***** SUPPLIED RECORDS

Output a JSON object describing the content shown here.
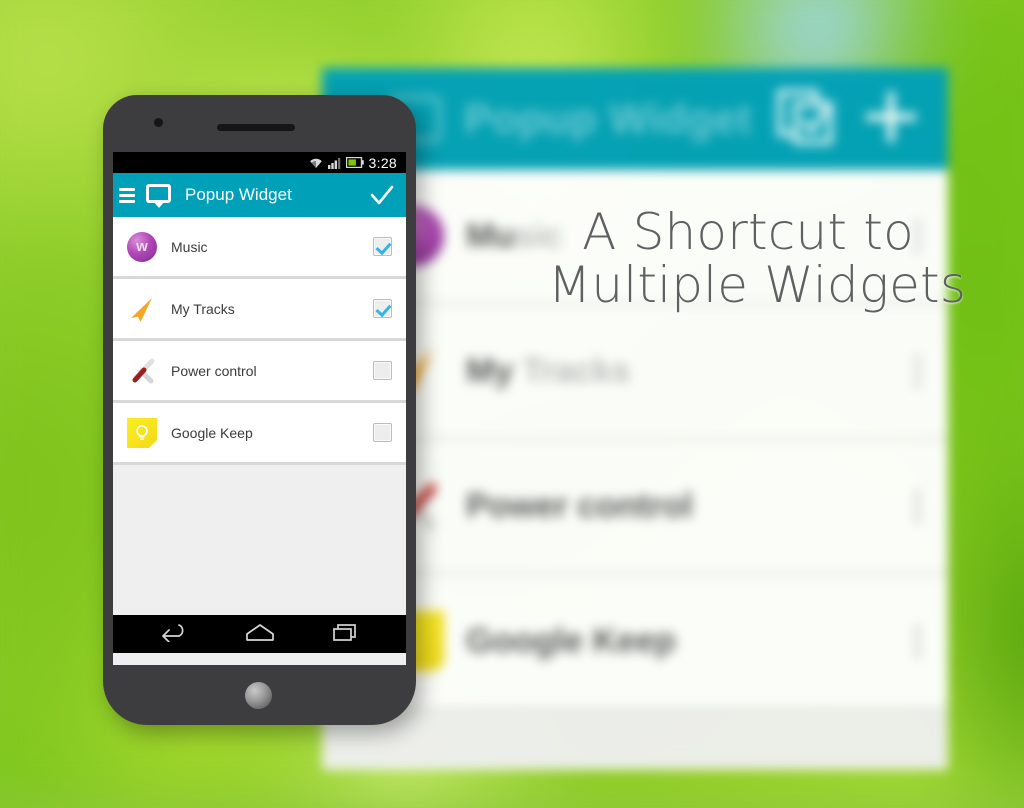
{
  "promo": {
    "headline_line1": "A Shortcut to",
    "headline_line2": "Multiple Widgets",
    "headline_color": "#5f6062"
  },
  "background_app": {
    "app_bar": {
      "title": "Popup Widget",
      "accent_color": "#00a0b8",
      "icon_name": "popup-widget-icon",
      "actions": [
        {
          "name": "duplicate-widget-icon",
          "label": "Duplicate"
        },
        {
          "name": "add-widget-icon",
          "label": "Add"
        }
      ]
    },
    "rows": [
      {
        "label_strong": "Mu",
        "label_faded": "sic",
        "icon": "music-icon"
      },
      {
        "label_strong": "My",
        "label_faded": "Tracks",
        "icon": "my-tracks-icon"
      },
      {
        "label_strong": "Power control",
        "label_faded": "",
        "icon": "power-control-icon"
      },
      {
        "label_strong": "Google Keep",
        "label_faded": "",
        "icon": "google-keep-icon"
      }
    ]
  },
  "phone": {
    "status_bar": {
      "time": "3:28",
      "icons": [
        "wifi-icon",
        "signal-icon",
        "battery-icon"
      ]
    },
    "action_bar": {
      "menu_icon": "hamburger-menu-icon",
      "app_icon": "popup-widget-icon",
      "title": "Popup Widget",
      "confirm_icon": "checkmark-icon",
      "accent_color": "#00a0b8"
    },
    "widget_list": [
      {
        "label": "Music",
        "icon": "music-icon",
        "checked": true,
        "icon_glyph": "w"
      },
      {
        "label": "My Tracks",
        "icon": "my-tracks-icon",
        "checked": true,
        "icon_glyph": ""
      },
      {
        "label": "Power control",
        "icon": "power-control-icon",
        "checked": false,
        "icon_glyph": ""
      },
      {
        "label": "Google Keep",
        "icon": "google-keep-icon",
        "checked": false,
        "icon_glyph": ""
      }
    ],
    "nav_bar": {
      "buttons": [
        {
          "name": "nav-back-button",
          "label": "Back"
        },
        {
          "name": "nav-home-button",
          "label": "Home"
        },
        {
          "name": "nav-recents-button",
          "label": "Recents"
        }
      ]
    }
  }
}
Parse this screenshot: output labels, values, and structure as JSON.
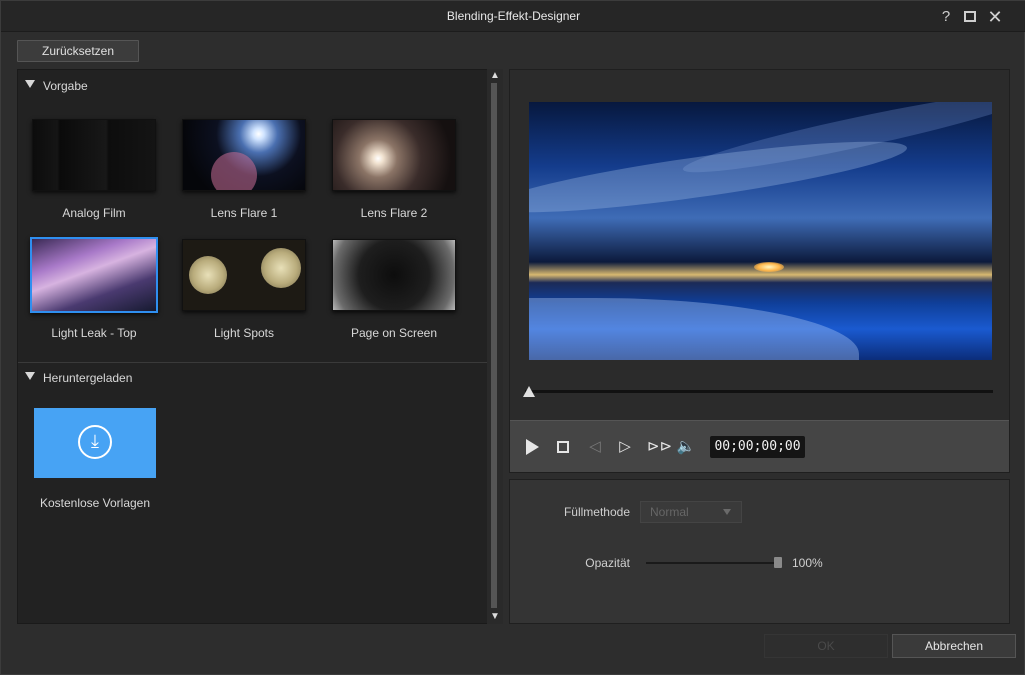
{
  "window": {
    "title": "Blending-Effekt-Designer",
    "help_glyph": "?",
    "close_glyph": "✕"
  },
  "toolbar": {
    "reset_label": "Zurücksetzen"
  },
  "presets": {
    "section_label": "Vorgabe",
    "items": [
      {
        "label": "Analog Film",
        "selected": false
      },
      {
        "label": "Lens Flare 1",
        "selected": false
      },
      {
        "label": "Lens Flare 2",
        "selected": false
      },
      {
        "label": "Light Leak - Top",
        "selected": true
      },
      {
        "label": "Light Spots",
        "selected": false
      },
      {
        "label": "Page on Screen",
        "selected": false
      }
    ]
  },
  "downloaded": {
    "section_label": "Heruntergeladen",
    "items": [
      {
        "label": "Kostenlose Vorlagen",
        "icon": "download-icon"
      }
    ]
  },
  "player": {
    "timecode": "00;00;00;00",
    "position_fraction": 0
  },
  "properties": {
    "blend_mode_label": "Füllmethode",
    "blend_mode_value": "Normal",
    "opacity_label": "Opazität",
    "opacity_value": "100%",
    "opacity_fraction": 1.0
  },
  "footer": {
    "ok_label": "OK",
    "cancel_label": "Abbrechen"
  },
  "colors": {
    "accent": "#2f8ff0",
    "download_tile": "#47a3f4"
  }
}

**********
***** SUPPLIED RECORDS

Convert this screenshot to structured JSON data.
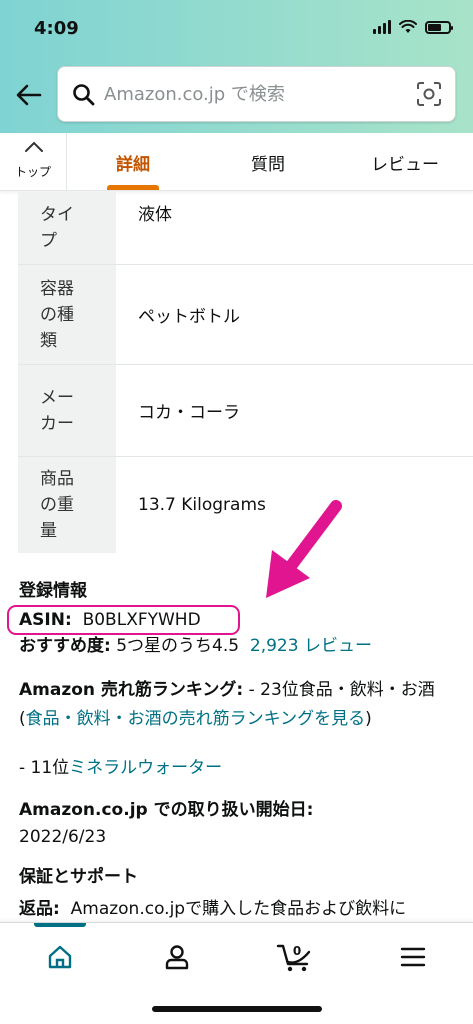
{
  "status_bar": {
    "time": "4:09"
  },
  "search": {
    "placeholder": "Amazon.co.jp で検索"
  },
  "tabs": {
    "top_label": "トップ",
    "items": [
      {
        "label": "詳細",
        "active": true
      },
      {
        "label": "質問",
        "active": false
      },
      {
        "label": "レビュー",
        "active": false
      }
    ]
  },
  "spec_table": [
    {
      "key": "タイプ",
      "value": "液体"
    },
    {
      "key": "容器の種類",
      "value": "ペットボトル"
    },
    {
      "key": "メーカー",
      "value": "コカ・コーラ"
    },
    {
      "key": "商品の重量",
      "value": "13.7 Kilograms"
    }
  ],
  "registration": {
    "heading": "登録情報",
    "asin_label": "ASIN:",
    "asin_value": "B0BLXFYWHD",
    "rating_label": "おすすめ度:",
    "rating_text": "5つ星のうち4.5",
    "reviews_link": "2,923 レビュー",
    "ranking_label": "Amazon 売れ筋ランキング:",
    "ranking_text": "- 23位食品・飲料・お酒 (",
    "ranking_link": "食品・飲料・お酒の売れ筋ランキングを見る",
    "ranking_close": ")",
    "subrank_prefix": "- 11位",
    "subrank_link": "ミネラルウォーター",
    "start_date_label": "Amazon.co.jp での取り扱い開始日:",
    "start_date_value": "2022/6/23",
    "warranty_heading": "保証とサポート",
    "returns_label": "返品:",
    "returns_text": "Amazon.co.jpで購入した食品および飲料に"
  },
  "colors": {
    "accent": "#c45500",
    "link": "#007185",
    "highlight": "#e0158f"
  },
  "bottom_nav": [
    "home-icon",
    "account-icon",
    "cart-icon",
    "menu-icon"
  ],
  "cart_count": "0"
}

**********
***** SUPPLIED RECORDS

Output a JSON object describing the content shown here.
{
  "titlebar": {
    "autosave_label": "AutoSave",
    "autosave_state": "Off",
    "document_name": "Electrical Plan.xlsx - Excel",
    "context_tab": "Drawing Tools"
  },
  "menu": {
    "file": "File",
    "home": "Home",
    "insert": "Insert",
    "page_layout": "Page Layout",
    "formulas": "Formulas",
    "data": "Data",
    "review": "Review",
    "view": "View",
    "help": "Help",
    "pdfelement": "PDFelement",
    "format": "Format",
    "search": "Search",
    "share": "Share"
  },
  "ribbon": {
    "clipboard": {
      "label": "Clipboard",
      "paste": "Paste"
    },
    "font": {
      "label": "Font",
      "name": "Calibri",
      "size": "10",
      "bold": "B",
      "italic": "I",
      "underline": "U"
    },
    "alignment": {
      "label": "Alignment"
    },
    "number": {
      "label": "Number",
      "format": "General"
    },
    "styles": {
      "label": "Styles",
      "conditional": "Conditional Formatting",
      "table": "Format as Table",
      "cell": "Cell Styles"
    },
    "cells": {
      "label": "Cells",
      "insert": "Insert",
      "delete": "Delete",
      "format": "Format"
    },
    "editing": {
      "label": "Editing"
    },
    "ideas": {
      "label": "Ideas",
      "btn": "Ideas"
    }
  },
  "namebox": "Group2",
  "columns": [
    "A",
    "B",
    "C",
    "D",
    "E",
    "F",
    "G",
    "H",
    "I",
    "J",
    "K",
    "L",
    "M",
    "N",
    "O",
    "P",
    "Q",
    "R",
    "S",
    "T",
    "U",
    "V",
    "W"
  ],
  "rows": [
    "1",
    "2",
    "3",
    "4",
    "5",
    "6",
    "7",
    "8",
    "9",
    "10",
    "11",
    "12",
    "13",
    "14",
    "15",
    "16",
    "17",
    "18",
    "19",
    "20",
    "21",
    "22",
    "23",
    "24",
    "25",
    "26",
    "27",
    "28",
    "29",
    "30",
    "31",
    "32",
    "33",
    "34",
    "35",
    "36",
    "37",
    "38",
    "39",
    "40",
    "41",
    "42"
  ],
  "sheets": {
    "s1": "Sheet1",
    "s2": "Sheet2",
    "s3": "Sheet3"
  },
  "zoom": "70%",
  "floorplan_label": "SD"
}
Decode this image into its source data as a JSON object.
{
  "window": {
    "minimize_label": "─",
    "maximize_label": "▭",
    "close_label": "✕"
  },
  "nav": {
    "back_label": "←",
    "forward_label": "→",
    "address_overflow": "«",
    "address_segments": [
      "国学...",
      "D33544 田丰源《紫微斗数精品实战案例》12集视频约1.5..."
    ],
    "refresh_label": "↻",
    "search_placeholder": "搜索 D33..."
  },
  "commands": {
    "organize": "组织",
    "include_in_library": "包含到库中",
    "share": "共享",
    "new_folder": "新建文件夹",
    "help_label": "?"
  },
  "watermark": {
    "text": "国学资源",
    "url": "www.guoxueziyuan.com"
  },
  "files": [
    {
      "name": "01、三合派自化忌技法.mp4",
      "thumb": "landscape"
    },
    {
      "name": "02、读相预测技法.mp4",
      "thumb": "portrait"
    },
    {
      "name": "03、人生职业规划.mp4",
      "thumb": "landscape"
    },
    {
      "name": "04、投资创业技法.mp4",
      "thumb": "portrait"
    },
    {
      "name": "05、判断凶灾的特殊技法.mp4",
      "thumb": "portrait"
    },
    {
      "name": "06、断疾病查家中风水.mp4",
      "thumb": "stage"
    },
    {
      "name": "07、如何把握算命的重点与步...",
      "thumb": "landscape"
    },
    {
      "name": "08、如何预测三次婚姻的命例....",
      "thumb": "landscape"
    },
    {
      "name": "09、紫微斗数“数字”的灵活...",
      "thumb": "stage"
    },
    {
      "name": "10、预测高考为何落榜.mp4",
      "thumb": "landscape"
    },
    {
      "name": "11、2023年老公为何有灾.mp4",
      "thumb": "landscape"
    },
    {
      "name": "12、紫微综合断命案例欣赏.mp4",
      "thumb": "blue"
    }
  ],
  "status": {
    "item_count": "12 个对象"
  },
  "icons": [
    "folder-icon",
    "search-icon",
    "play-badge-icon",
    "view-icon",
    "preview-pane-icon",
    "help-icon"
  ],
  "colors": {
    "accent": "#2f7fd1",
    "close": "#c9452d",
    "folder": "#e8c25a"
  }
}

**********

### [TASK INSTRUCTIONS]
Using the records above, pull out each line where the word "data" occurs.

### [EXERCISE RESULT]
Convert this screenshot to structured JSON data.
    "data": "Data",
Decode this image into its source data as a JSON object.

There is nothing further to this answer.